## PROBLEM DESCRIPTION
Among these records, which lines include "JSON"? Copy them out.

Source data:
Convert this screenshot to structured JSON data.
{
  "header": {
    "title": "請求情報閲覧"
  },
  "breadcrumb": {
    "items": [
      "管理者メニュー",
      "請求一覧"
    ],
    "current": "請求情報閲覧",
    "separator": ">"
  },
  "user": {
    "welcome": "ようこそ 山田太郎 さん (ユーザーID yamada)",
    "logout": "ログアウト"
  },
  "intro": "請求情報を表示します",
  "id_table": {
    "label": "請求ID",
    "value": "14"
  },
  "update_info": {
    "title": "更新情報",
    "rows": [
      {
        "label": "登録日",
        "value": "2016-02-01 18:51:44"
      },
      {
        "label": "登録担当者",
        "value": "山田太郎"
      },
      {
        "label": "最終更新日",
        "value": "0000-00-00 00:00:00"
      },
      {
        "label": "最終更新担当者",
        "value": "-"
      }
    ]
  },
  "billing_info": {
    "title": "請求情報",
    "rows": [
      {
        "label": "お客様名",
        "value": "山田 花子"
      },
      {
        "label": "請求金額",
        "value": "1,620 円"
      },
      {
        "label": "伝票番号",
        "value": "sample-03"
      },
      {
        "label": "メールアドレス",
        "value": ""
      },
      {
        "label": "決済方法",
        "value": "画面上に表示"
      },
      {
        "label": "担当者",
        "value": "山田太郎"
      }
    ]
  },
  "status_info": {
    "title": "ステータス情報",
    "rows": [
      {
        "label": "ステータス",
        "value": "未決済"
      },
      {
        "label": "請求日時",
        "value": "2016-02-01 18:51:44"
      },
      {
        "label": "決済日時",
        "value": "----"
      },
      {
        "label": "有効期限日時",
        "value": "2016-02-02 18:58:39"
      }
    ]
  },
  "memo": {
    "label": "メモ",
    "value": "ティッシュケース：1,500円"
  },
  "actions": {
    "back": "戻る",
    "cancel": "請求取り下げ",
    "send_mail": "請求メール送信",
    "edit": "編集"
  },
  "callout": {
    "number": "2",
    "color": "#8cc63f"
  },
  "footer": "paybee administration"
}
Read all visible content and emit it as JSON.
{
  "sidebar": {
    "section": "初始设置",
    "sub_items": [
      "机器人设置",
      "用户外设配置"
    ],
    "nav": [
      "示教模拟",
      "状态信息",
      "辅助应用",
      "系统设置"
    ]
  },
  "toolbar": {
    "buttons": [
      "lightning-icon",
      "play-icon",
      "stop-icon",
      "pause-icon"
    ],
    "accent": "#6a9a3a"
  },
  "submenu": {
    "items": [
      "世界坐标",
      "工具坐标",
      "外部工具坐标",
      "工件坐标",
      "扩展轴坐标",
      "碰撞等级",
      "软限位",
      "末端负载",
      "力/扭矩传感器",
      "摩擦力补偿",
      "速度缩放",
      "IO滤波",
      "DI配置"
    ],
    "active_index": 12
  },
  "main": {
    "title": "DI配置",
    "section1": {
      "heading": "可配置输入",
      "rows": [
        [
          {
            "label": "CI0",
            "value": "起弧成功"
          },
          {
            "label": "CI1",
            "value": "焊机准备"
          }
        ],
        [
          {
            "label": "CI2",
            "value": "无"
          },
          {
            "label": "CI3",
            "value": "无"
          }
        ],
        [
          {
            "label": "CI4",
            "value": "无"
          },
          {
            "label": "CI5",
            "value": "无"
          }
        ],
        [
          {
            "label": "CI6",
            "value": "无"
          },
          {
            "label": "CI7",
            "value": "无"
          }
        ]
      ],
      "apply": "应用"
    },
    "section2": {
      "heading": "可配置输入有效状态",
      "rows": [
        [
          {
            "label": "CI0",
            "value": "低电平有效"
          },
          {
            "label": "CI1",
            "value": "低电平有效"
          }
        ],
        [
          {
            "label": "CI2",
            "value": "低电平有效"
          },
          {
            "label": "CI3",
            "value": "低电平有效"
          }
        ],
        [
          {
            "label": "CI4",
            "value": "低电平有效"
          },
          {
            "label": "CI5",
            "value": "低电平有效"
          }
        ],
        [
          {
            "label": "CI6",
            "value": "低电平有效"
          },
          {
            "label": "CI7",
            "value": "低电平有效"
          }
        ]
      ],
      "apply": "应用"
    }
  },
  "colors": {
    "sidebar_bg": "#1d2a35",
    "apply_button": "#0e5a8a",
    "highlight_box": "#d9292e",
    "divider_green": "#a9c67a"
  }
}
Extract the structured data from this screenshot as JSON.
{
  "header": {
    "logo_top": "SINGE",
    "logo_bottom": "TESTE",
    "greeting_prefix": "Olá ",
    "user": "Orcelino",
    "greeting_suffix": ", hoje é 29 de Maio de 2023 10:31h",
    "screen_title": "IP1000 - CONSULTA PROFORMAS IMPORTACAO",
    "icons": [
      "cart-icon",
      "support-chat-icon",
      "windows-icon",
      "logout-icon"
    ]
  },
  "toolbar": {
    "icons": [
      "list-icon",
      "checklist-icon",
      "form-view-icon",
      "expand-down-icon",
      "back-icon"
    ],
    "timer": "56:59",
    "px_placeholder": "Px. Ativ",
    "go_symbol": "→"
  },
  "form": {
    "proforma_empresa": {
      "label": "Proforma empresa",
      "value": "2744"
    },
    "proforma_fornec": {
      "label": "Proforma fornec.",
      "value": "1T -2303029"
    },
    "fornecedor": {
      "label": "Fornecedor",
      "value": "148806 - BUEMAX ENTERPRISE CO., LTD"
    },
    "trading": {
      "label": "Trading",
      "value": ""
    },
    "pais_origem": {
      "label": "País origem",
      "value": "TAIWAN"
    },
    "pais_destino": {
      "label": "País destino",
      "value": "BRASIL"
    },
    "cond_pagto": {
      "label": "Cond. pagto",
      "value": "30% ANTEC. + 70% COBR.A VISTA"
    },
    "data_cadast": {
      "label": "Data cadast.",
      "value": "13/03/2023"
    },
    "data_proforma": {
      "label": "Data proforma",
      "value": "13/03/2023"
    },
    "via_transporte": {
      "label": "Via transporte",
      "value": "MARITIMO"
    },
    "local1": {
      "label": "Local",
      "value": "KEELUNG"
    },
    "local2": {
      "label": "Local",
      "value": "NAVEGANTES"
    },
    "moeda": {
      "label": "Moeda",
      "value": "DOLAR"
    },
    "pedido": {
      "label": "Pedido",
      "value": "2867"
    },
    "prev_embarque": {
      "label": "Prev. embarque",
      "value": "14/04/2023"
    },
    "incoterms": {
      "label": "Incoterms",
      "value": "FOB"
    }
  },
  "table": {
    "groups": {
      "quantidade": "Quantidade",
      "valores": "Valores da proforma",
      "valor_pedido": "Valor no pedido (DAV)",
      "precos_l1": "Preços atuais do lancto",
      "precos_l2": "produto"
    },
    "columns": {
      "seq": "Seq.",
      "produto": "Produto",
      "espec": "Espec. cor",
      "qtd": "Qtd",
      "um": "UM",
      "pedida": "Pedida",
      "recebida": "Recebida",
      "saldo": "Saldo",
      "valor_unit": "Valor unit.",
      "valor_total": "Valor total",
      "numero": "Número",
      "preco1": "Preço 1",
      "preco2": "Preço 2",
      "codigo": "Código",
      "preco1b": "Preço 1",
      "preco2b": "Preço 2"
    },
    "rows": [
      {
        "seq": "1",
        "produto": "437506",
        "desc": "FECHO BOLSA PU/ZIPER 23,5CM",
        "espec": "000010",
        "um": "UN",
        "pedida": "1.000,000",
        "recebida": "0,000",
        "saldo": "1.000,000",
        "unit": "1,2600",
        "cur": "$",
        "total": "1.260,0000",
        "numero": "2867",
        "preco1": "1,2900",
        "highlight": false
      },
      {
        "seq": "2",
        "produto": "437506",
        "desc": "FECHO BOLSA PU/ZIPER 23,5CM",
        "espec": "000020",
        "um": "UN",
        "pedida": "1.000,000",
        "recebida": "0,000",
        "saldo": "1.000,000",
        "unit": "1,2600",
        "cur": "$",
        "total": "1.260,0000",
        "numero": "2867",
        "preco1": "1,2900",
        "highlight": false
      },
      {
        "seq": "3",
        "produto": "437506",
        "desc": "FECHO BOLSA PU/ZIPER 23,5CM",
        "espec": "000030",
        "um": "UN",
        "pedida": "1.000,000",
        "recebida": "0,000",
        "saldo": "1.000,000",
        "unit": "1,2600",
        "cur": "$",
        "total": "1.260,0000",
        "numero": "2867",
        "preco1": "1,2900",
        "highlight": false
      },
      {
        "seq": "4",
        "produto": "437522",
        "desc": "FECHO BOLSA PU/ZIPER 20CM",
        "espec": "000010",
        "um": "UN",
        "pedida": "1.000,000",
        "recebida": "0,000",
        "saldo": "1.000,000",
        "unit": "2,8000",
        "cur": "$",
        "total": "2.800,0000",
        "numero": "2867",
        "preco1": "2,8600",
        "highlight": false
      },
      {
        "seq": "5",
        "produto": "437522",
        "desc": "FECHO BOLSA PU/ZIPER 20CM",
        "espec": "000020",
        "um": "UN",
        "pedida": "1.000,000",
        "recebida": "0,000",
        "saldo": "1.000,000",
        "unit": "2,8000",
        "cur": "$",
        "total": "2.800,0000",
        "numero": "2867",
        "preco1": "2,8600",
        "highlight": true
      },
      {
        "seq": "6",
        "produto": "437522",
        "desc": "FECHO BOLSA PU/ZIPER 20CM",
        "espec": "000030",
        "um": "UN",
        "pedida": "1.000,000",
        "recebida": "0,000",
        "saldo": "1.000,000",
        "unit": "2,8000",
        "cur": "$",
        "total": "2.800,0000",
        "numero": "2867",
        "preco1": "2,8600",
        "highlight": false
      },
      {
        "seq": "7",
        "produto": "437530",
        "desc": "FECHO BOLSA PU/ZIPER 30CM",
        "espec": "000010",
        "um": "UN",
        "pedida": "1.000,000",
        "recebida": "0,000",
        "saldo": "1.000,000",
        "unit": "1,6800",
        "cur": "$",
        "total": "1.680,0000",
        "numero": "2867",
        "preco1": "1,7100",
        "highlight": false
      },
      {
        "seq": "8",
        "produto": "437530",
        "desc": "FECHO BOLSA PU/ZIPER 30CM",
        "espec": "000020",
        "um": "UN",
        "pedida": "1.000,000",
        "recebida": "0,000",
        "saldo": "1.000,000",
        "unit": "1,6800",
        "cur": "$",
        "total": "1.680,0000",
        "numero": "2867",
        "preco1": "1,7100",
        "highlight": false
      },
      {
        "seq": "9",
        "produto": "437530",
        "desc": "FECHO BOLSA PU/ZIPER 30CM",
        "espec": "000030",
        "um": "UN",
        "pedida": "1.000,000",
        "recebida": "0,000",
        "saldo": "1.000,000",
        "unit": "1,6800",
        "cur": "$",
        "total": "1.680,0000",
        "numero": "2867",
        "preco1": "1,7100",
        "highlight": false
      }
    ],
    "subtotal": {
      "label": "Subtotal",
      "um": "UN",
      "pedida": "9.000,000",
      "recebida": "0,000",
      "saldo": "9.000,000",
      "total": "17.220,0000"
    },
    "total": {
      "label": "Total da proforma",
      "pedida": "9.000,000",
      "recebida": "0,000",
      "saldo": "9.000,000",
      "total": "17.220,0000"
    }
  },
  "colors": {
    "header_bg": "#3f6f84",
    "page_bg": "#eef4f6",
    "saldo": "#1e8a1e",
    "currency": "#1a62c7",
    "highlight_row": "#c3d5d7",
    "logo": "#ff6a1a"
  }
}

## EXERCISE SOLUTION
Convert this screenshot to structured JSON data.
Read all visible content and emit it as JSON.
Extract the structured data from this screenshot as JSON.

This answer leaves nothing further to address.